How will you respond?
There is a call on your life. God has a plan and a purpose for you. You and I will be asked to walk in full faith, without having a well laid-out plan. We must choose what our answer will be. Are we willing to lay everything — our family, our dreams, our goals, our own vision — on the altar of sacrifice to say “yes” to God’s calling? Will we say “yes” when even those close to us do not understand? Are we willing to speak and share the messages we have been given to share in spite of how they may be received? Some people will not like it, and not everyone will support us. Are you willing to risk what you know for what God has for you?
How to say yes when our minds shout no
Friend, I would love to tell you stepping out in faith, and saying “yes” to the calling God has for you, will be easy. But I would be lying a big ugly lie. It is not always easy. How do we say yes in spite of ourselves and our doubts?
- Be grounded in Truth. The more time we spend in Scripture, the more we will know God’s faithfulness. His promises are always kept, and He is always faithful. We can trust Him completely, even in the unknown.

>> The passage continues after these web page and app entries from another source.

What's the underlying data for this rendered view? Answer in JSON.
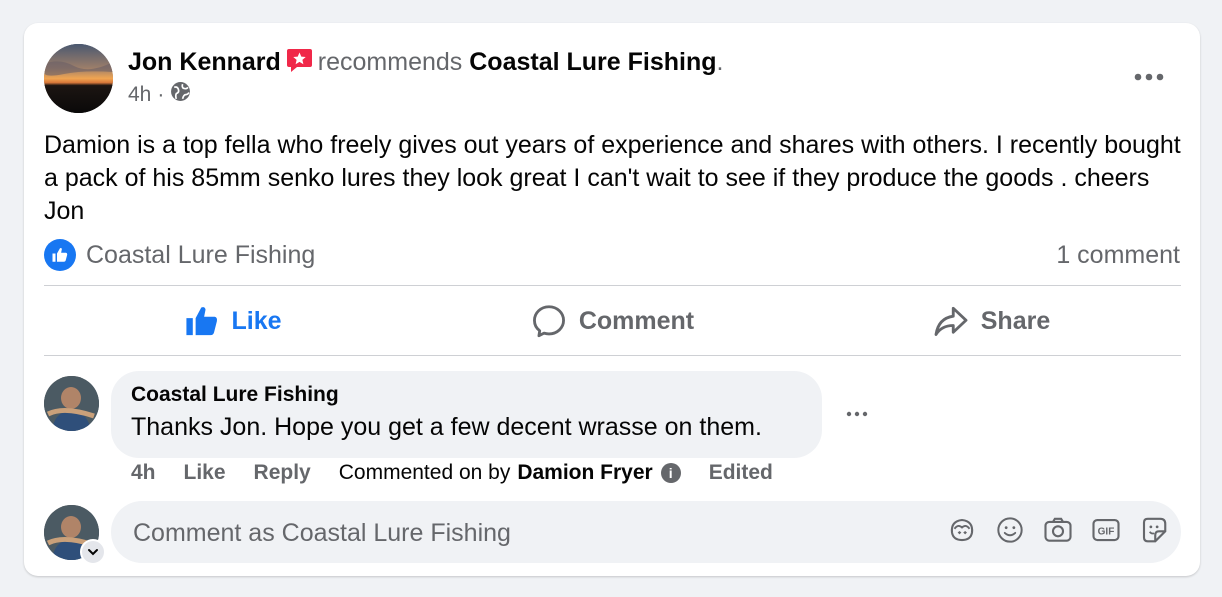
{
  "post": {
    "author": "Jon Kennard",
    "action_text": "recommends",
    "page_name": "Coastal Lure Fishing",
    "period": ".",
    "time": "4h",
    "meta_separator": "·",
    "privacy_icon": "globe-icon",
    "body": "Damion is a top fella who freely gives out years of experience and shares with others. I recently bought a pack of his 85mm senko lures they look great I can't wait to see if they produce the goods . cheers Jon",
    "reaction_label": "Coastal Lure Fishing",
    "comment_count": "1 comment"
  },
  "actions": {
    "like": "Like",
    "comment": "Comment",
    "share": "Share"
  },
  "comment": {
    "author": "Coastal Lure Fishing",
    "text": "Thanks Jon. Hope you get a few decent wrasse on them.",
    "time": "4h",
    "like": "Like",
    "reply": "Reply",
    "commented_on_by": "Commented on by",
    "by_name": "Damion Fryer",
    "edited": "Edited"
  },
  "composer": {
    "placeholder": "Comment as Coastal Lure Fishing"
  },
  "colors": {
    "accent": "#1877f2",
    "secondary_text": "#65676b",
    "badge": "#f02849"
  }
}
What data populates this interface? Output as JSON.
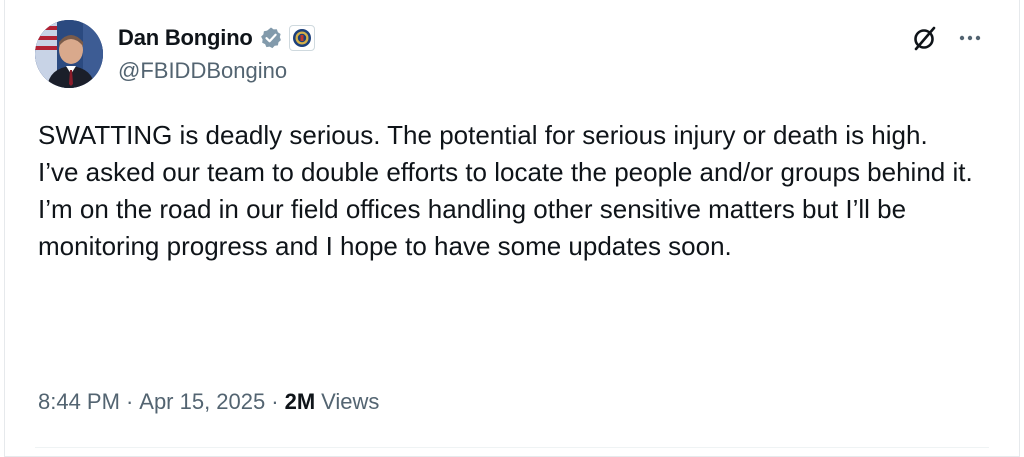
{
  "author": {
    "display_name": "Dan Bongino",
    "handle": "@FBIDDBongino",
    "verified_icon": "verified-badge-icon",
    "affiliation_icon": "fbi-seal-icon"
  },
  "actions": {
    "grok_icon": "grok-icon",
    "more_icon": "more-icon"
  },
  "tweet": {
    "text": "SWATTING is deadly serious. The potential for serious injury or death is high.\nI’ve asked our team to double efforts to locate the people and/or groups behind it. I’m on the road in our field offices handling other sensitive matters but I’ll be monitoring progress and I hope to have some updates soon.",
    "time": "8:44 PM",
    "separator": "·",
    "date": "Apr 15, 2025",
    "views_count": "2M",
    "views_label": "Views"
  },
  "colors": {
    "text_primary": "#0f1419",
    "text_secondary": "#536471",
    "verified_badge": "#829aab"
  }
}
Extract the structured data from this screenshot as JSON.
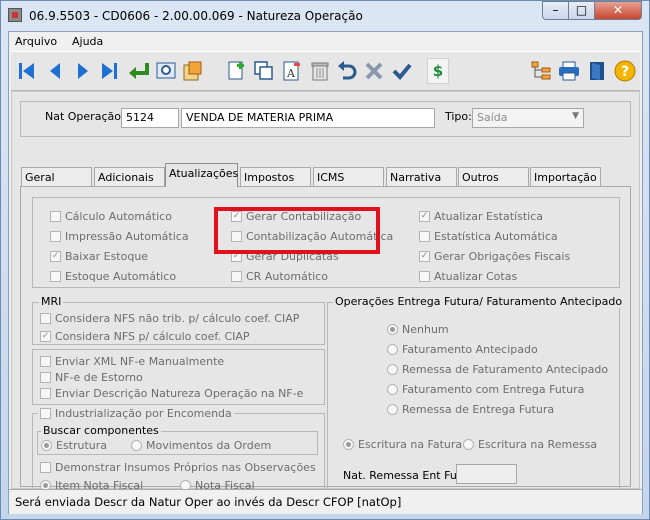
{
  "window": {
    "title": "06.9.5503 - CD0606 - 2.00.00.069 - Natureza Operação",
    "minimize_glyph": "–",
    "maximize_glyph": "□",
    "close_glyph": "✕"
  },
  "menu": [
    "Arquivo",
    "Ajuda"
  ],
  "toolbar": {
    "left_icons": [
      "first-record-icon",
      "previous-record-icon",
      "next-record-icon",
      "last-record-icon",
      "goto-icon",
      "search-icon",
      "zoom-icon",
      "add-icon",
      "copy-icon",
      "edit-text-icon",
      "delete-icon",
      "undo-icon",
      "cancel-icon",
      "confirm-icon",
      "currency-icon"
    ],
    "right_icons": [
      "tree-icon",
      "print-icon",
      "exit-icon",
      "help-icon"
    ]
  },
  "header": {
    "nat_label": "Nat Operação:",
    "nat_code": "5124",
    "nat_desc": "VENDA DE MATERIA PRIMA",
    "tipo_label": "Tipo:",
    "tipo_value": "Saída"
  },
  "tabs": [
    "Geral",
    "Adicionais",
    "Atualizações",
    "Impostos",
    "ICMS",
    "Narrativa",
    "Outros",
    "Importação"
  ],
  "active_tab": "Atualizações",
  "checks_top": {
    "col1": [
      {
        "label": "Cálculo Automático",
        "checked": false
      },
      {
        "label": "Impressão Automática",
        "checked": false
      },
      {
        "label": "Baixar Estoque",
        "checked": true
      },
      {
        "label": "Estoque Automático",
        "checked": false
      }
    ],
    "col2": [
      {
        "label": "Gerar Contabilização",
        "checked": true
      },
      {
        "label": "Contabilização Automática",
        "checked": false
      },
      {
        "label": "Gerar Duplicatas",
        "checked": true
      },
      {
        "label": "CR Automático",
        "checked": false
      }
    ],
    "col3": [
      {
        "label": "Atualizar Estatística",
        "checked": true
      },
      {
        "label": "Estatística Automática",
        "checked": false
      },
      {
        "label": "Gerar Obrigações Fiscais",
        "checked": true
      },
      {
        "label": "Atualizar Cotas",
        "checked": false
      }
    ]
  },
  "mri": {
    "legend": "MRI",
    "items": [
      {
        "label": "Considera NFS não trib. p/ cálculo coef. CIAP",
        "checked": false
      },
      {
        "label": "Considera NFS p/ cálculo coef. CIAP",
        "checked": true
      }
    ]
  },
  "nfe": [
    {
      "label": "Enviar XML NF-e Manualmente",
      "checked": false
    },
    {
      "label": "NF-e de Estorno",
      "checked": false
    },
    {
      "label": "Enviar Descrição Natureza Operação na NF-e",
      "checked": false
    }
  ],
  "industrializacao": {
    "label": "Industrialização por Encomenda",
    "buscar_label": "Buscar componentes",
    "buscar_options": [
      {
        "label": "Estrutura",
        "selected": true
      },
      {
        "label": "Movimentos da Ordem",
        "selected": false
      }
    ],
    "demonstrar_label": "Demonstrar Insumos Próprios nas Observações",
    "nota_options": [
      {
        "label": "Item Nota Fiscal",
        "selected": true
      },
      {
        "label": "Nota Fiscal",
        "selected": false
      }
    ]
  },
  "entrega_futura": {
    "legend": "Operações Entrega Futura/ Faturamento Antecipado",
    "options": [
      {
        "label": "Nenhum",
        "selected": true
      },
      {
        "label": "Faturamento Antecipado",
        "selected": false
      },
      {
        "label": "Remessa de Faturamento Antecipado",
        "selected": false
      },
      {
        "label": "Faturamento com Entrega Futura",
        "selected": false
      },
      {
        "label": "Remessa de Entrega Futura",
        "selected": false
      }
    ],
    "escritura_options": [
      {
        "label": "Escritura na Fatura",
        "selected": true
      },
      {
        "label": "Escritura na Remessa",
        "selected": false
      }
    ],
    "nat_remessa_label": "Nat. Remessa Ent Fut:",
    "nat_remessa_value": ""
  },
  "status": "Será enviada Descr da Natur Oper ao invés da Descr CFOP [natOp]"
}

- Seek wise counsel. Not all good advice is godly advice. When facing a decision, having a mature Christian friend to walk with us through the decision making process can be valuable. Keep in mind, even wise spiritual mentors can be wrong. But, having them pray for you is always a good idea.
- Remember what He has done. As I have discovered what God’s calling for me is, I have encountered a multitude of doubts and fears. At these times, I have to step back, take a deep breath, and remember times God has shown up in my life. Remembering times He has been faithful, times He moved mountains on my behalf, reminds me I can trust Him. These moments of remembrance lead to moments of rejoicing. Rejoicing in who He is builds my faith, and spurs me into an attitude of “Yes, Lord, let it be as you have said!”
Have you been hesitating to speak your “yes” to the Father? I want to encourage you, friend. The One who is calling you, who is asking you to lay your own plans down in order to take up His, is faithful. You can trust Him to lead you, to guide you. No, you will not escape hard circumstances. But the blessing of obedience far outweighs any sacrifice we may make. As you celebrate Christmas, consider the burden of Mary’s “yes,” then begin to speak your own.